Return all the entries below exactly as they were given.

:: GIVEN ENTRIES ::

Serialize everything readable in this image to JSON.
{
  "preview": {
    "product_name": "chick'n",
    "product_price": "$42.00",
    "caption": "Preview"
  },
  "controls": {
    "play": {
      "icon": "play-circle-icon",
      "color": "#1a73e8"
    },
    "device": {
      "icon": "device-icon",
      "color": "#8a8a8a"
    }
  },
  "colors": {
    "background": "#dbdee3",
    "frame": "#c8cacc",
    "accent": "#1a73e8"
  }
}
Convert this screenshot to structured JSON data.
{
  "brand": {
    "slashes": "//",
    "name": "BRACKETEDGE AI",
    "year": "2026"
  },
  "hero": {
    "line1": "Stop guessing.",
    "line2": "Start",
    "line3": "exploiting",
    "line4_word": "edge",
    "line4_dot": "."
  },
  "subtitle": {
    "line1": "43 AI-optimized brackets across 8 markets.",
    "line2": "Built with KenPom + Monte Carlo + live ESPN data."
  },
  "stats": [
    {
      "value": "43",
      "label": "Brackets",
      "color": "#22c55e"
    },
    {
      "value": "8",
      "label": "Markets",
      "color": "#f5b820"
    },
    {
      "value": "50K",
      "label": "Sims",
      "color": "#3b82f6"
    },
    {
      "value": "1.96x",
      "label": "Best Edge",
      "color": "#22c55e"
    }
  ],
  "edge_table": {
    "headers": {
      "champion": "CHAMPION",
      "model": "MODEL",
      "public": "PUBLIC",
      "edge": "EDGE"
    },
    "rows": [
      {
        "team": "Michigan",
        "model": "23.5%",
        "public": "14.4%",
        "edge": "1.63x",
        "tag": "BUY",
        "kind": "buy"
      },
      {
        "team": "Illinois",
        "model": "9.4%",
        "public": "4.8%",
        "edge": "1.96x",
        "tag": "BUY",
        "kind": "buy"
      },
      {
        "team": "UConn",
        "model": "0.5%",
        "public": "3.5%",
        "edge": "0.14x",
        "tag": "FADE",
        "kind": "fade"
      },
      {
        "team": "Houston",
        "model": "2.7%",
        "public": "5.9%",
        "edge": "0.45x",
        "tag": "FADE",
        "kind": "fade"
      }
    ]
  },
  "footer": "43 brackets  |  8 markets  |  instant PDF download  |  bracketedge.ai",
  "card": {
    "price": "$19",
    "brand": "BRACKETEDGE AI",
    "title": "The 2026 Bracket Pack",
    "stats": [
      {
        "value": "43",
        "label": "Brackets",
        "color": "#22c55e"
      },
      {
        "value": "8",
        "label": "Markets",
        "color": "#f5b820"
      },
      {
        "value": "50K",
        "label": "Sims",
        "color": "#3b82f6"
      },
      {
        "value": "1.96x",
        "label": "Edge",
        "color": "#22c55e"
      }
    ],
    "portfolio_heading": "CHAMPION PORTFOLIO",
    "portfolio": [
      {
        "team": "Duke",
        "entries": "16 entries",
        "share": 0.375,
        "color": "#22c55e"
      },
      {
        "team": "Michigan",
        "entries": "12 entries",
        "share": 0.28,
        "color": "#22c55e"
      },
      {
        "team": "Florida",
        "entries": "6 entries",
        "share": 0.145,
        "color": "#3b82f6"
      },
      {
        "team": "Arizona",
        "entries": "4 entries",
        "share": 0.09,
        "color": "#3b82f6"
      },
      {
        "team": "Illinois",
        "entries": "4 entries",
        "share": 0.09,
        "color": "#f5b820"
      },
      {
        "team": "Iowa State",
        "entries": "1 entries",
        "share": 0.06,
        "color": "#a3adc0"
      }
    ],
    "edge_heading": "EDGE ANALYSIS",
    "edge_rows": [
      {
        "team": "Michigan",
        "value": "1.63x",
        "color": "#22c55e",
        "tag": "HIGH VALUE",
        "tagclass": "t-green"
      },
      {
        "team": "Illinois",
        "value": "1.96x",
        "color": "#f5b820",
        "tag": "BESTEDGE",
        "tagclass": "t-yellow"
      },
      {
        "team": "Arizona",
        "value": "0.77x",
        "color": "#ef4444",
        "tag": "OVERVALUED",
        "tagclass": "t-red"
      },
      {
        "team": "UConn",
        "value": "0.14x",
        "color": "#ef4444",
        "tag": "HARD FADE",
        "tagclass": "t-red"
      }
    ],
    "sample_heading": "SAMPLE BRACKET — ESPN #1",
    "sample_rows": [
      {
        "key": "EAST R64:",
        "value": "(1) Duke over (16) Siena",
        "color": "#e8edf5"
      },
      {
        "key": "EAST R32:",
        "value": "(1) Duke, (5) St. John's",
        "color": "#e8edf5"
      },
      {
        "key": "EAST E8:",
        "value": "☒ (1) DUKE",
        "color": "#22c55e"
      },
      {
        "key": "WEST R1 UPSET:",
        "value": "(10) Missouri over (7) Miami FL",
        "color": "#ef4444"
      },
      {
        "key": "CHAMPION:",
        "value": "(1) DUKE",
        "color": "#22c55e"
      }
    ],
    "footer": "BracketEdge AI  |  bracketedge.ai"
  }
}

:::

**RESPONSE TO THIS EXERCISE**
Serialize everything readable in this image to JSON.
{
  "preview": {
    "product_name": "chick'n",
    "product_price": "$42.00",
    "caption": "Preview"
  },
  "controls": {
    "play": {
      "icon": "play-circle-icon",
      "color": "#1a73e8"
    },
    "device": {
      "icon": "device-icon",
      "color": "#8a8a8a"
    }
  },
  "colors": {
    "background": "#dbdee3",
    "frame": "#c8cacc",
    "accent": "#1a73e8"
  }
}
Convert this screenshot to structured JSON data.
{
  "brand": {
    "slashes": "//",
    "name": "BRACKETEDGE AI",
    "year": "2026"
  },
  "hero": {
    "line1": "Stop guessing.",
    "line2": "Start",
    "line3": "exploiting",
    "line4_word": "edge",
    "line4_dot": "."
  },
  "subtitle": {
    "line1": "43 AI-optimized brackets across 8 markets.",
    "line2": "Built with KenPom + Monte Carlo + live ESPN data."
  },
  "stats": [
    {
      "value": "43",
      "label": "Brackets",
      "color": "#22c55e"
    },
    {
      "value": "8",
      "label": "Markets",
      "color": "#f5b820"
    },
    {
      "value": "50K",
      "label": "Sims",
      "color": "#3b82f6"
    },
    {
      "value": "1.96x",
      "label": "Best Edge",
      "color": "#22c55e"
    }
  ],
  "edge_table": {
    "headers": {
      "champion": "CHAMPION",
      "model": "MODEL",
      "public": "PUBLIC",
      "edge": "EDGE"
    },
    "rows": [
      {
        "team": "Michigan",
        "model": "23.5%",
        "public": "14.4%",
        "edge": "1.63x",
        "tag": "BUY",
        "kind": "buy"
      },
      {
        "team": "Illinois",
        "model": "9.4%",
        "public": "4.8%",
        "edge": "1.96x",
        "tag": "BUY",
        "kind": "buy"
      },
      {
        "team": "UConn",
        "model": "0.5%",
        "public": "3.5%",
        "edge": "0.14x",
        "tag": "FADE",
        "kind": "fade"
      },
      {
        "team": "Houston",
        "model": "2.7%",
        "public": "5.9%",
        "edge": "0.45x",
        "tag": "FADE",
        "kind": "fade"
      }
    ]
  },
  "footer": "43 brackets  |  8 markets  |  instant PDF download  |  bracketedge.ai",
  "card": {
    "price": "$19",
    "brand": "BRACKETEDGE AI",
    "title": "The 2026 Bracket Pack",
    "stats": [
      {
        "value": "43",
        "label": "Brackets",
        "color": "#22c55e"
      },
      {
        "value": "8",
        "label": "Markets",
        "color": "#f5b820"
      },
      {
        "value": "50K",
        "label": "Sims",
        "color": "#3b82f6"
      },
      {
        "value": "1.96x",
        "label": "Edge",
        "color": "#22c55e"
      }
    ],
    "portfolio_heading": "CHAMPION PORTFOLIO",
    "portfolio": [
      {
        "team": "Duke",
        "entries": "16 entries",
        "share": 0.375,
        "color": "#22c55e"
      },
      {
        "team": "Michigan",
        "entries": "12 entries",
        "share": 0.28,
        "color": "#22c55e"
      },
      {
        "team": "Florida",
        "entries": "6 entries",
        "share": 0.145,
        "color": "#3b82f6"
      },
      {
        "team": "Arizona",
        "entries": "4 entries",
        "share": 0.09,
        "color": "#3b82f6"
      },
      {
        "team": "Illinois",
        "entries": "4 entries",
        "share": 0.09,
        "color": "#f5b820"
      },
      {
        "team": "Iowa State",
        "entries": "1 entries",
        "share": 0.06,
        "color": "#a3adc0"
      }
    ],
    "edge_heading": "EDGE ANALYSIS",
    "edge_rows": [
      {
        "team": "Michigan",
        "value": "1.63x",
        "color": "#22c55e",
        "tag": "HIGH VALUE",
        "tagclass": "t-green"
      },
      {
        "team": "Illinois",
        "value": "1.96x",
        "color": "#f5b820",
        "tag": "BESTEDGE",
        "tagclass": "t-yellow"
      },
      {
        "team": "Arizona",
        "value": "0.77x",
        "color": "#ef4444",
        "tag": "OVERVALUED",
        "tagclass": "t-red"
      },
      {
        "team": "UConn",
        "value": "0.14x",
        "color": "#ef4444",
        "tag": "HARD FADE",
        "tagclass": "t-red"
      }
    ],
    "sample_heading": "SAMPLE BRACKET — ESPN #1",
    "sample_rows": [
      {
        "key": "EAST R64:",
        "value": "(1) Duke over (16) Siena",
        "color": "#e8edf5"
      },
      {
        "key": "EAST R32:",
        "value": "(1) Duke, (5) St. John's",
        "color": "#e8edf5"
      },
      {
        "key": "EAST E8:",
        "value": "☒ (1) DUKE",
        "color": "#22c55e"
      },
      {
        "key": "WEST R1 UPSET:",
        "value": "(10) Missouri over (7) Miami FL",
        "color": "#ef4444"
      },
      {
        "key": "CHAMPION:",
        "value": "(1) DUKE",
        "color": "#22c55e"
      }
    ],
    "footer": "BracketEdge AI  |  bracketedge.ai"
  }
}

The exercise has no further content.